Can a Hidden Spy Camera be Detected?
How to Detect a Hidden Spy Camera
With today’s technology, spy cameras have become increasingly smaller, to the point in which they can now be hidden just about anywhere. It is possible to buy micro spy cameras that are no larger than Yatzee dice and can even be small enough to fit into a ball point pen. They can be hidden in toys, plants, an aspirin bottle or perhaps a fish tank. They can be incorporated into other electronic devices, such as smoke detectors, electrical outlets, alarm clocks, wall clocks or even in a wrist watch. There are two basic types of spy cameras: those with cables or wireless cameras. Traditional surveillance cameras such as those used by companies or organizations to watch over their employees or for theft prevention, usually have wires and may only be vaguely hidden, whereas micro spy cameras or used for just that, to spy, and therefore are usually wireless, small, and very well hidden. A mini spy camera usually does not have a visible lens and is capable of transmitting a video signal to a screen or receptor located miles away. Spy cameras are extremely easy to hide and can be difficult to detect, but is possible if you know how.
Think like a Spy
Begin by making a detailed visual inspection of the area where you suspect the camera to be hidden. Put yourself in the shoes of the person that you suspect is spying on you. Where would you hide the camera? Where would you least expect to find it? With a thorough visual inspection of the room or area it could be possible to find the hidden camera without the employment of any other tool or detection device, which means that it can be done at no cost to you. As you search, remember that the spy camera will not necessarily be hidden at eye level. It could be planted in the ceiling, in the overhead lighting or located somewhere at floor level. Closely inspect all of the electrical devices, outlets, alarm and wall clocks, lamps and other lighting as well as plants, toys or other common objects.
Kicking it Old School Technology
Try using a metal detector to inspect surfaces and areas where you would not normally expect to find metallic objects. For example, use the metal detector to pass over and inspect wooden book shelves or chest of drawers. Do not invest too much time investigating objects that you know contain metal, as you will end up uncovering every screw, bolt or other metallic material as well as drive yourself mad in the process.

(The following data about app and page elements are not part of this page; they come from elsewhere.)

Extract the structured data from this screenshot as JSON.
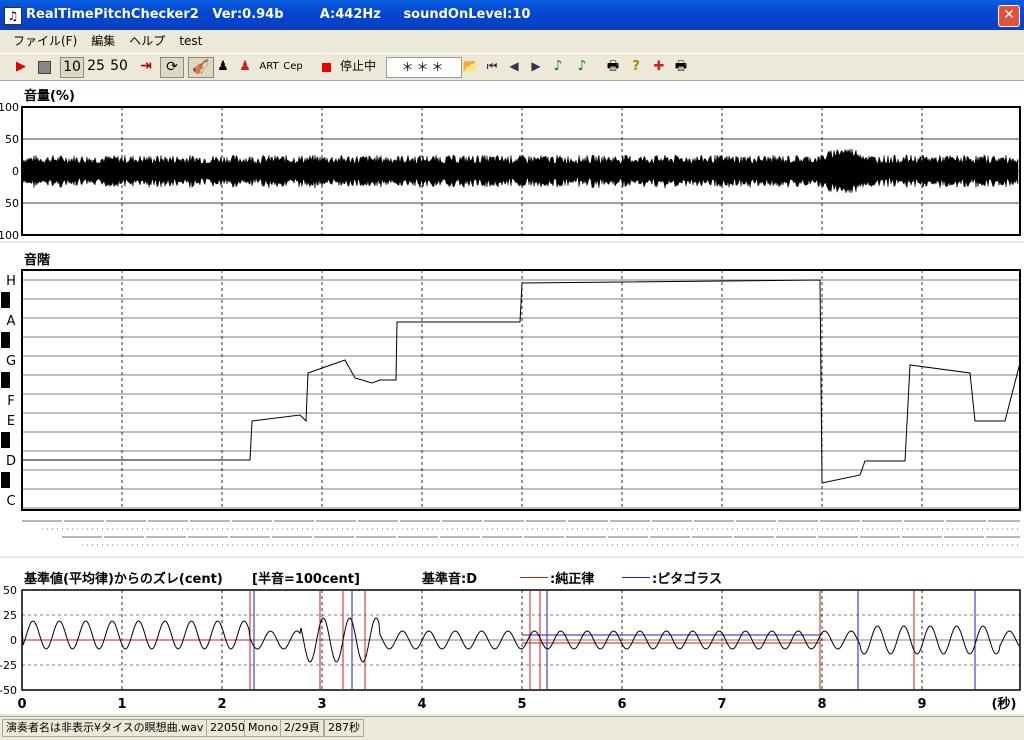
{
  "window": {
    "title": "RealTimePitchChecker2   Ver:0.94b        A:442Hz     soundOnLevel:10"
  },
  "menu": [
    "ファイル(F)",
    "編集",
    "ヘルプ",
    "test"
  ],
  "toolbar": {
    "counts": [
      "10",
      "25",
      "50"
    ],
    "art_label": "ART",
    "cep_label": "Cep",
    "status_label": "停止中",
    "note_display": "＊＊＊"
  },
  "volume_panel": {
    "title": "音量(%)",
    "y_labels": [
      "100",
      "50",
      "0",
      "50",
      "100"
    ]
  },
  "scale_panel": {
    "title": "音階",
    "notes": [
      "H",
      "A",
      "G",
      "F",
      "E",
      "D",
      "C"
    ]
  },
  "cent_panel": {
    "title": "基準値(平均律)からのズレ(cent)",
    "subtitle": "[半音=100cent]",
    "reference": "基準音:D",
    "legend": [
      {
        "label": ":純正律",
        "color": "#c81e1e"
      },
      {
        "label": ":ピタゴラス",
        "color": "#1e1ec8"
      }
    ],
    "y_labels": [
      "50",
      "25",
      "0",
      "-25",
      "-50"
    ]
  },
  "time_axis": {
    "ticks": [
      "0",
      "1",
      "2",
      "3",
      "4",
      "5",
      "6",
      "7",
      "8",
      "9"
    ],
    "unit": "(秒)"
  },
  "statusbar": {
    "file": "演奏者名は非表示¥タイスの瞑想曲.wav",
    "rate": "22050",
    "channels": "Mono",
    "page": "2/29頁",
    "length": "287秒"
  },
  "colors": {
    "titlebar": "#0a4fd6",
    "chrome": "#ece9d8",
    "pure_temperament": "#c81e1e",
    "pythagorean": "#1e1ec8"
  }
}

More Sophisticated Technology: RF Signal Detectors
Try using a counter espionage device known as a “Non-Linear Junction Detector or NLJD. The majority of spy cameras are constructed with transistors and diodes which are non-linear components. The NLJD sends out High Frequency RF energy (Radio Frequency) which will be received by any Non-Linear components in the area, such as those contained in a spy camera. The spy camera components will then convert and re-emit part of that RF energy. The Detector has a sensitive receiver tuned in to these harmonics, so that if there is a spy camera in the vicinity, their presence will be known to you the user. These types of detectors are not cheap, but can be very effective.
You can also try employing a VLF receiver (Very Low Frequency, another type of Radio Frequency). Like more traditional cameras, spy cameras emit a standard video signal that produce an electromagnetic noise transmitted at a very low frequency, which can be picked up by a VLF receiver. If the VLF detects the signal of a hidden camera, the frequency of the sound wave will be graphically displayed. Keep in mind that these receivers can be sensitive to the VLF noise of your television and would not be able to detect a web camera, which does emit such electromagnetic noise.
Get Professional Help
If you can’t find the hidden camera but are still convinced of its existence, you may want to consider hiring a specialist or investigator to assist you. Do your homework and find someone with a good reputation as well as someone that has experience in detecting hidden spy cameras.
Good luck and happy hunting!